How Vegans, Vegetarians & Nutrition “Purists” Are Hindering Our Health
Yes, that was partially meant to be provocative. However, sometimes I really believe it. In an effort to help others enjoy better health, I have found that “all or nothing” usually yields the latter.
Now hear me out. Many of my friends, family & colleagues adhere to some sort of diet or nutrition restriction for health and/or ideological reasons. To some extent, I do as well. From vegans to the lactose/gluten intolerant to raw foodists, I applaud all of it. Conviction that allows for the discipline of applied daily practice is something I greatly admire, no matter the form.
The problem, from a health standpoint, is all those who currently live outside that circle of conviction. It is all too easy to see another’s health ideals and the resulting choices as extremism.
We have a health crisis little of which is genetic. It is estimated that up to 90% of certain cancers are lifestyle related. The majority of our number one killers and diseases can be prevented, and even reversed.
What does all this mean?
Basically, as a population, the majority of us are actually (unconsciously) choosing to be unhealthy.
Because it seems easier.
Because we don’t know any better.
Because the alternative seems too overwhelming.

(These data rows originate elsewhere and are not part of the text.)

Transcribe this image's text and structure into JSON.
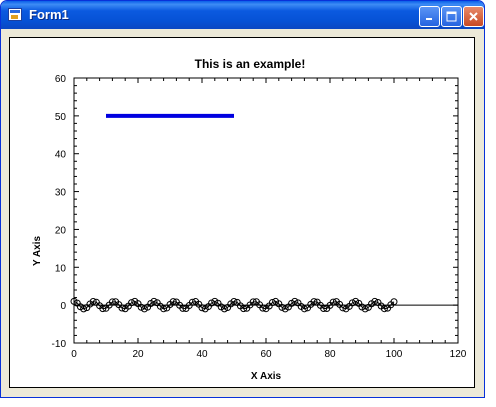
{
  "window": {
    "title": "Form1"
  },
  "title_buttons": {
    "minimize": "minimize-icon",
    "maximize": "maximize-icon",
    "close": "close-icon"
  },
  "colors": {
    "titlebar": "#0652d6",
    "line_series": "#0000e0",
    "markers": "#000000"
  },
  "chart_data": {
    "type": "line",
    "title": "This is an example!",
    "xlabel": "X Axis",
    "ylabel": "Y Axis",
    "xlim": [
      0,
      120
    ],
    "ylim": [
      -10,
      60
    ],
    "x_ticks": [
      0,
      20,
      40,
      60,
      80,
      100,
      120
    ],
    "y_ticks": [
      -10,
      0,
      10,
      20,
      30,
      40,
      50,
      60
    ],
    "grid": false,
    "series": [
      {
        "kind": "line",
        "color": "#0000e0",
        "x": [
          10,
          50
        ],
        "y": [
          50,
          50
        ]
      },
      {
        "kind": "sine-markers",
        "color": "#000000",
        "x_start": 0,
        "x_end": 100,
        "step": 1,
        "amplitude": 1,
        "period": 6.28
      },
      {
        "kind": "zero-line",
        "color": "#000000",
        "x": [
          0,
          120
        ],
        "y": [
          0,
          0
        ]
      }
    ]
  }
}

And I believe we “purists” unwittingly contribute to some of this because of our perceived extremism. (Let me be clear, I am not saying we ARE extremist, simply that we can be perceived that way.)
In an ideal world we’d eat entirely fresh, local, organic plant based diets, harvested at the peak of nutritional value. We’d have the time to not only prepare them but also enjoy eating them in a stress free dining experience. And this would be how we eat ALL our meals. EVERY. DAY.

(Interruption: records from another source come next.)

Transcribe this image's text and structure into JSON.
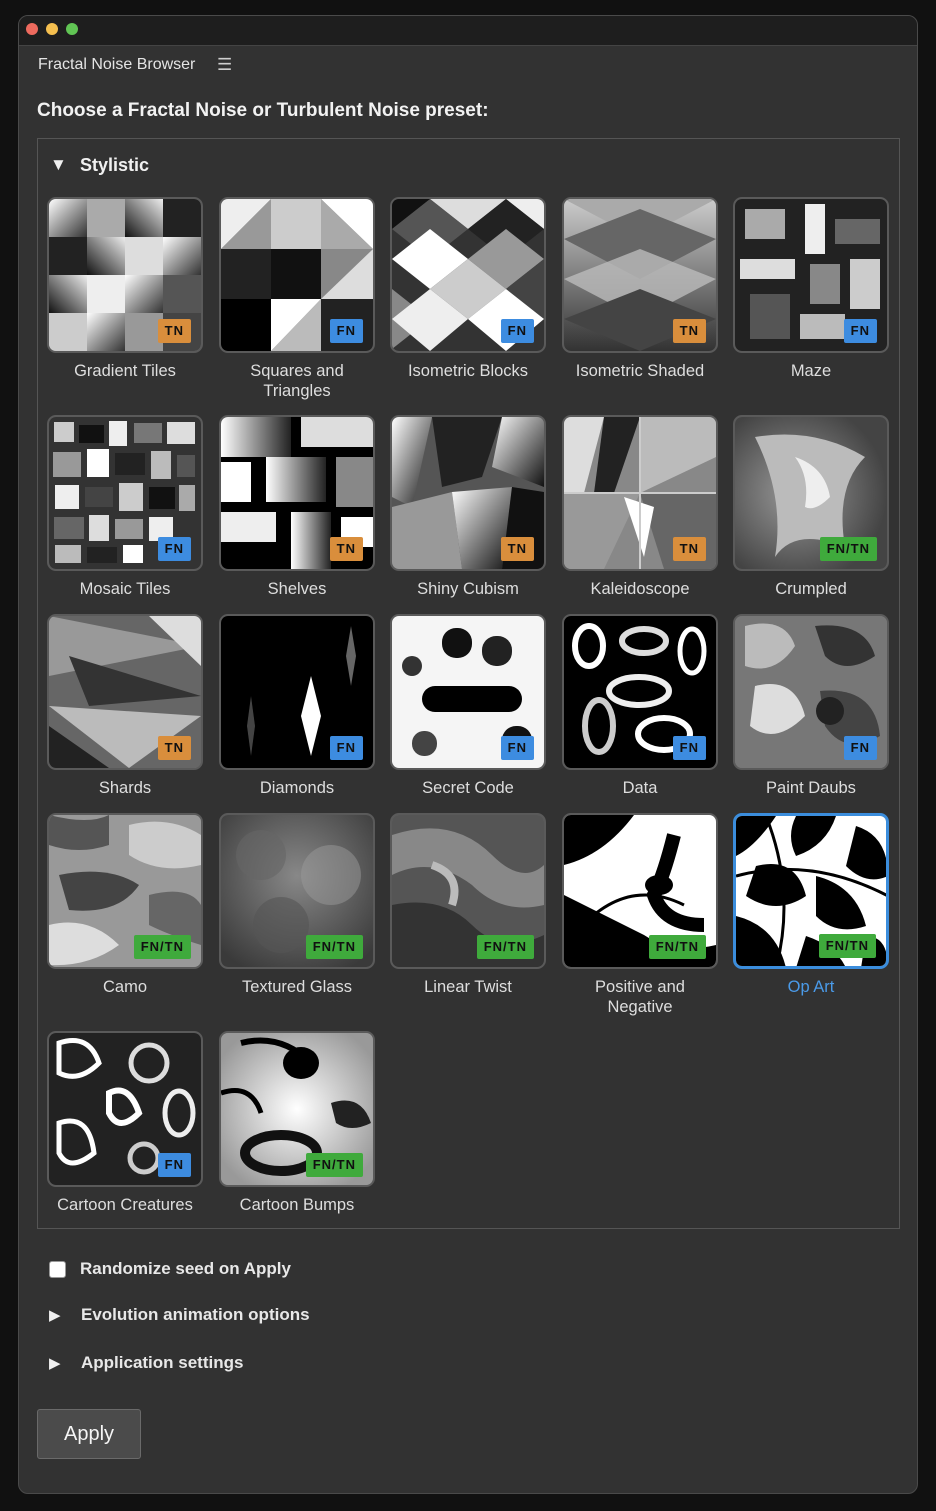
{
  "window": {
    "title": "Fractal Noise Browser"
  },
  "heading": "Choose a Fractal Noise or Turbulent Noise preset:",
  "section": {
    "title": "Stylistic",
    "presets": [
      {
        "label": "Gradient Tiles",
        "badge": "TN"
      },
      {
        "label": "Squares and Triangles",
        "badge": "FN"
      },
      {
        "label": "Isometric Blocks",
        "badge": "FN"
      },
      {
        "label": "Isometric Shaded",
        "badge": "TN"
      },
      {
        "label": "Maze",
        "badge": "FN"
      },
      {
        "label": "Mosaic Tiles",
        "badge": "FN"
      },
      {
        "label": "Shelves",
        "badge": "TN"
      },
      {
        "label": "Shiny Cubism",
        "badge": "TN"
      },
      {
        "label": "Kaleidoscope",
        "badge": "TN"
      },
      {
        "label": "Crumpled",
        "badge": "FN/TN"
      },
      {
        "label": "Shards",
        "badge": "TN"
      },
      {
        "label": "Diamonds",
        "badge": "FN"
      },
      {
        "label": "Secret Code",
        "badge": "FN"
      },
      {
        "label": "Data",
        "badge": "FN"
      },
      {
        "label": "Paint Daubs",
        "badge": "FN"
      },
      {
        "label": "Camo",
        "badge": "FN/TN"
      },
      {
        "label": "Textured Glass",
        "badge": "FN/TN"
      },
      {
        "label": "Linear Twist",
        "badge": "FN/TN"
      },
      {
        "label": "Positive and Negative",
        "badge": "FN/TN"
      },
      {
        "label": "Op Art",
        "badge": "FN/TN",
        "selected": true
      },
      {
        "label": "Cartoon Creatures",
        "badge": "FN"
      },
      {
        "label": "Cartoon Bumps",
        "badge": "FN/TN"
      }
    ]
  },
  "randomize": {
    "label": "Randomize seed on Apply",
    "checked": false
  },
  "expanders": [
    {
      "label": "Evolution animation options"
    },
    {
      "label": "Application settings"
    }
  ],
  "apply_label": "Apply",
  "colors": {
    "selected": "#3b8ddc",
    "tn_badge": "#d98e3c",
    "fn_badge": "#3d8ce0",
    "fntn_badge": "#3faa3c"
  }
}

I don’t know anyone who can or does consistently enjoy that scenario, do you? Key word here being CONSISTENTLY. Even SOME of the time would be nice for most people. But again, too many look at the “ideal,” determine there’s no way they can make it work for them and decide to forget the whole thing.
“Sure better nutrition would make a difference in my diabetes/weight/cholesterol/digestion but it’s way too overwhelming, so I’ll just keep doing what I’m used to.”

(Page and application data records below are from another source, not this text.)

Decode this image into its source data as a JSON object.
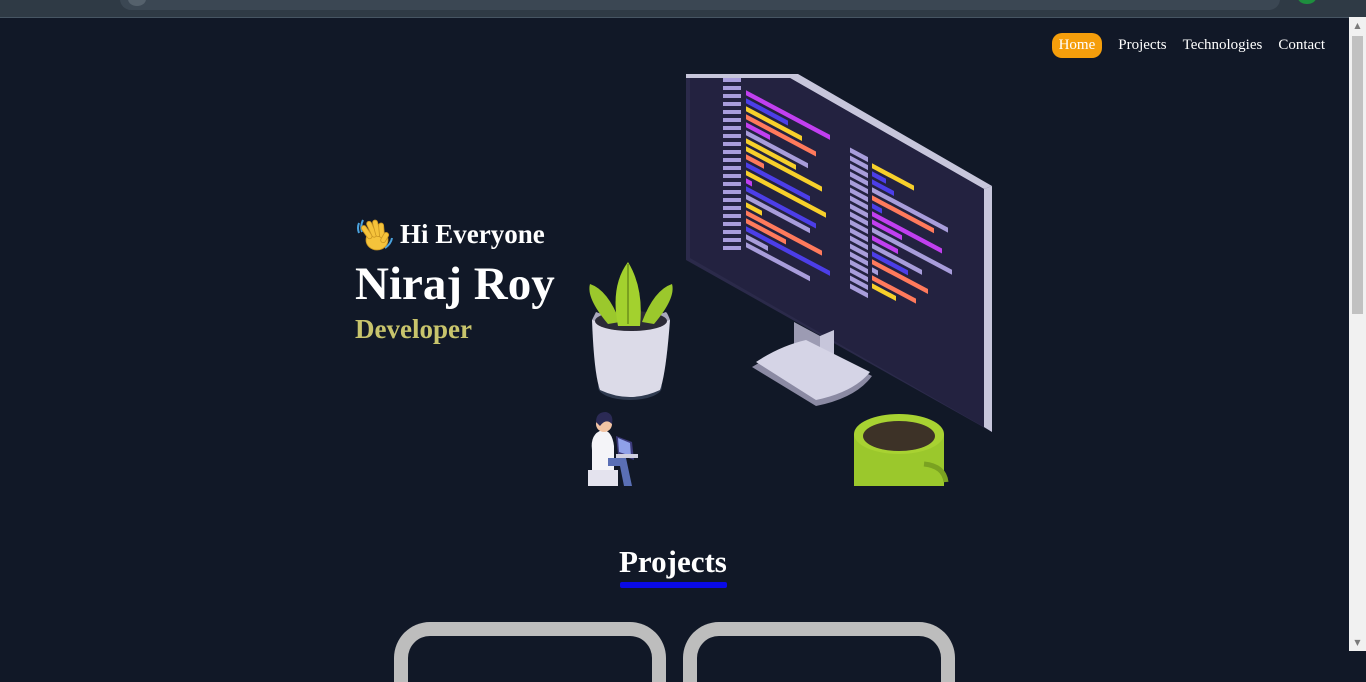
{
  "nav": {
    "items": [
      {
        "label": "Home",
        "active": true
      },
      {
        "label": "Projects",
        "active": false
      },
      {
        "label": "Technologies",
        "active": false
      },
      {
        "label": "Contact",
        "active": false
      }
    ],
    "active_color": "#f59e0b"
  },
  "hero": {
    "greeting": "Hi Everyone",
    "name": "Niraj Roy",
    "role": "Developer",
    "wave_icon": "waving-hand-icon",
    "illustration": "developer-desk-illustration"
  },
  "projects": {
    "title": "Projects",
    "underline_color": "#0a0ae6"
  },
  "colors": {
    "background": "#111827",
    "role_text": "#c8c46c"
  }
}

“I don’t have an hour to go to the gym today, so I’m not going to work out at all…I’ll do it tomorrow.”
Sound familiar? My workout/health regimen either looks a certain way or I’m not doing it at all. Again, all or nothing.
I believe changes designed to work for the “average” person and aligned with the majority of today’s lifestyles are what we want. Ultimately, this is what creates a greater and more sustainable impact on a larger population.
Small, simple changes can add up to huge transformations. In turn, these can lead to even bigger convictions. This is why I’m such a big fan of the Prove It Challenge as a launching pad.
Can protocols targeted to a rarefied population be effective? Absolutely. But when most people with a lifetime of radically different food habits & ill health are faced with stringent cleanses, detoxes, complex and/or foreign food choices, etc – more often than not, it’s “deer in the headlights” time. Is THAT what it takes to be healthy? If so, they’re not buying. And I can’t blame them.
The health choices we all make are individual. Stridency on an individual level is fine, but I’ve rarely seen it work to attract larger change. And again, let me stress that conviction is a good thing. We definitely want more of it. However, for those of us wanting to expand health consciousness to a wider audience, we must remember that people can have the best of intentions, but they have to be willing to take that first step. Holistic solutions like the Prove It Challenge which are scientifically based, clinically proven, simple to follow, convenient AND get results not only encourage that small first step but allow it to reach more people. That is how we provide optimal health for ourselves, the environment & the planet…. and ultimately change it for the long term.